- Data Analysis: They use data mining and analysis tools to identify irregular patterns in a business’s financial records.
- Interviews: Conducting in-depth interviews with the key individuals involved in a case can help gather the required evidence.
- Document Examination: Scrutinizing the financial documents of an individual or business for inconsistencies, forgeries, or alterations is another crucial technique forensic accountants use.
- Digital Forensics: In the age of technology, experts must recover and analyze electronic data, such as emails or digital financial records.
- Conducting Surveillance: Forensic accounting also allows secret recording and monitoring of all the activities and financial transactions of the suspected individual or business to gain substantial evidence of financial irregularities.
- Going Undercover: Sometimes, forensic accountants may even need to assume a fake identity and pose as employees, clients, or business partners to gain access to sensitive information or observe financial activities.
Forensic Accounting Vs. Auditing
The following are the main differences between forensic accounting and audit.
|Aim||To disclose the financial crimes and identify the perpetrators.||To find and prevent errors and irregularities in financial statements.|
|Time frame||Depends on the case.||Periodic – Quarterly or Annually.|
|Approach||Analyzing financial documents, conducting interviews, and investigations.||Verifying and reviewing financial documents to ensure regulatory compliance.|
|Skills required||Accounting, investigation, and data analytics.||Accounting|

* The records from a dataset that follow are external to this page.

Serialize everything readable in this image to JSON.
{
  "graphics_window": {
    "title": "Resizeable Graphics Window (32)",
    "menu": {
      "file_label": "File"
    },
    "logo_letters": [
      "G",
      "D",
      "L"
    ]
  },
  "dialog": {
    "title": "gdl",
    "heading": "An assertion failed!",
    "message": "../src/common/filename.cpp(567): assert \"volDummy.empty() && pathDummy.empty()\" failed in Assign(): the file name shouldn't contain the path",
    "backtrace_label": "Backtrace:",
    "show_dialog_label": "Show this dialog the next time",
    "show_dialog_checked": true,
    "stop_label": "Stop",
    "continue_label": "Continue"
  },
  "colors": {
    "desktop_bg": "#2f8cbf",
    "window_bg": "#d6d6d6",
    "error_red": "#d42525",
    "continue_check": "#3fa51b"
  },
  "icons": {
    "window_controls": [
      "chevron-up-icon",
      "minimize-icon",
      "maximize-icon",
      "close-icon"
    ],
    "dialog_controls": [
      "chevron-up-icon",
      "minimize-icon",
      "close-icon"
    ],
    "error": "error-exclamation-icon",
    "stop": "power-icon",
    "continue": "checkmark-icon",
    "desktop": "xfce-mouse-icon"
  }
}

|Reporting||The accountants report to law enforcement agencies or courts.||The accountants report to the management of the company and other stakeholders.|

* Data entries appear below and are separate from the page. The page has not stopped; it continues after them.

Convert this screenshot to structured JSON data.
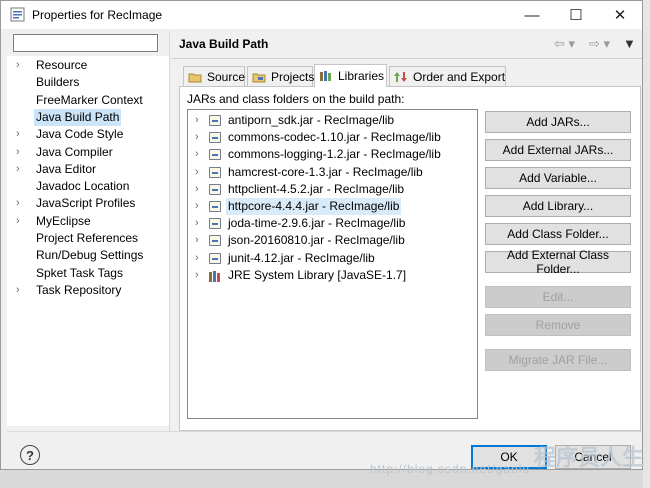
{
  "window": {
    "title": "Properties for RecImage",
    "minimize_glyph": "—",
    "maximize_glyph": "☐",
    "close_glyph": "✕"
  },
  "filter": {
    "value": "",
    "placeholder": ""
  },
  "nav": {
    "items": [
      {
        "label": "Resource",
        "expandable": true
      },
      {
        "label": "Builders",
        "expandable": false
      },
      {
        "label": "FreeMarker Context",
        "expandable": false
      },
      {
        "label": "Java Build Path",
        "expandable": false,
        "selected": true
      },
      {
        "label": "Java Code Style",
        "expandable": true
      },
      {
        "label": "Java Compiler",
        "expandable": true
      },
      {
        "label": "Java Editor",
        "expandable": true
      },
      {
        "label": "Javadoc Location",
        "expandable": false
      },
      {
        "label": "JavaScript Profiles",
        "expandable": true
      },
      {
        "label": "MyEclipse",
        "expandable": true
      },
      {
        "label": "Project References",
        "expandable": false
      },
      {
        "label": "Run/Debug Settings",
        "expandable": false
      },
      {
        "label": "Spket Task Tags",
        "expandable": false
      },
      {
        "label": "Task Repository",
        "expandable": true
      }
    ]
  },
  "page": {
    "title": "Java Build Path"
  },
  "tabs": [
    {
      "label": "Source",
      "icon": "source-folder-icon"
    },
    {
      "label": "Projects",
      "icon": "projects-icon"
    },
    {
      "label": "Libraries",
      "icon": "libraries-icon",
      "active": true
    },
    {
      "label": "Order and Export",
      "icon": "order-export-icon"
    }
  ],
  "libraries": {
    "caption": "JARs and class folders on the build path:",
    "entries": [
      {
        "label": "antiporn_sdk.jar - RecImage/lib"
      },
      {
        "label": "commons-codec-1.10.jar - RecImage/lib"
      },
      {
        "label": "commons-logging-1.2.jar - RecImage/lib"
      },
      {
        "label": "hamcrest-core-1.3.jar - RecImage/lib"
      },
      {
        "label": "httpclient-4.5.2.jar - RecImage/lib"
      },
      {
        "label": "httpcore-4.4.4.jar - RecImage/lib",
        "selected": true
      },
      {
        "label": "joda-time-2.9.6.jar - RecImage/lib"
      },
      {
        "label": "json-20160810.jar - RecImage/lib"
      },
      {
        "label": "junit-4.12.jar - RecImage/lib"
      },
      {
        "label": "JRE System Library [JavaSE-1.7]",
        "type": "library"
      }
    ]
  },
  "buttons": {
    "add_jars": "Add JARs...",
    "add_external_jars": "Add External JARs...",
    "add_variable": "Add Variable...",
    "add_library": "Add Library...",
    "add_class_folder": "Add Class Folder...",
    "add_external_class_folder": "Add External Class Folder...",
    "edit": "Edit...",
    "remove": "Remove",
    "migrate_jar": "Migrate JAR File..."
  },
  "dialog": {
    "help_glyph": "?",
    "ok": "OK",
    "cancel": "Cancel"
  },
  "watermark": {
    "url": "http://blog.csdn.net/gaolu",
    "site": "程序员人生"
  },
  "colors": {
    "selection": "#cce4f7",
    "accent": "#0078d7"
  }
}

|Scope||Applicable in specific situations like embezzlement, financial fraud, insurance fraud, etc.||Required for analyzing the financial status of an entire organization.|

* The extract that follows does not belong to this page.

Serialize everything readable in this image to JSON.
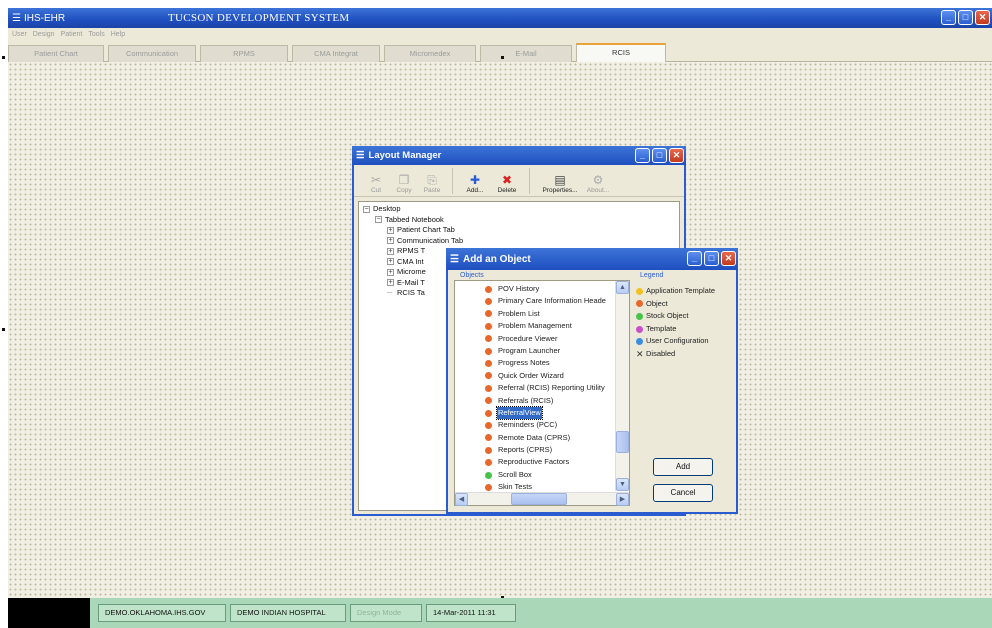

Forensic accounting investigates the finances of a business or an individual to ensure there is no mismanagement or misrepresentation of finances. Along with investigating financial crimes, forensic accountants can also work to prevent and predict financial inconsistencies.
Frequently Asked Questions (FAQs)
Q1. How do I become a forensic accountant?
Answer: A bachelor’s degree in accounting or a related field is the first step to becoming a forensic accountant. You can also pursue a Certified Public Accountant (CPA) or Certified Fraud Examiner (CFE) to enhance your qualifications. Moreover, taking specialized courses like Certified in Financial Forensics (CFF), Certified Forensic Accountant (Cr. FA), and working on forensic accounting cases can help build your accounting skills and knowledge.
Q2. How much does forensic accounting cost?
Answer: The cost of forensic accounting varies on different factors like case complexity and scope, the services needed, location, the forensic accountant’s expertise, and duration. Typically, the hourly rates can range anywhere between $100 to $500. However, if the case is too complex and requires more extensive investigation, the hourly rate could be significantly higher.
Q3. Are a CPA and a forensic accountant the same?
Answer: A CPA (Certified Public Accountant) is simply a qualified accountant who can perform general accounting, auditing, and tax-related tasks. On the other hand, a forensic accountant is someone who investigates and reports financial crimes. A CPA can be a forensic accountant, but they need additional skills and expertise in forensic techniques, data analysis, and investigation.
Q4. Which are the top forensic accounting firms?
Answer: Some of the big names in the forensic accounting field are PricewaterhouseCoopers (PwC), Deloitte, EY (Ernst & Young), and BDO USA.
Q5. What are the limitations of forensic accounting?
The following are the limitations of forensic accounting:
- Going through every document and detail of a business can be extremely time-consuming.
- It requires a lot of money to investigate financial crimes.
- It can affect employee morale and distract them from their work.
EDUCBA presents this article on Forensic accounting. If you find this article interesting, please feel free to read the following articles as well: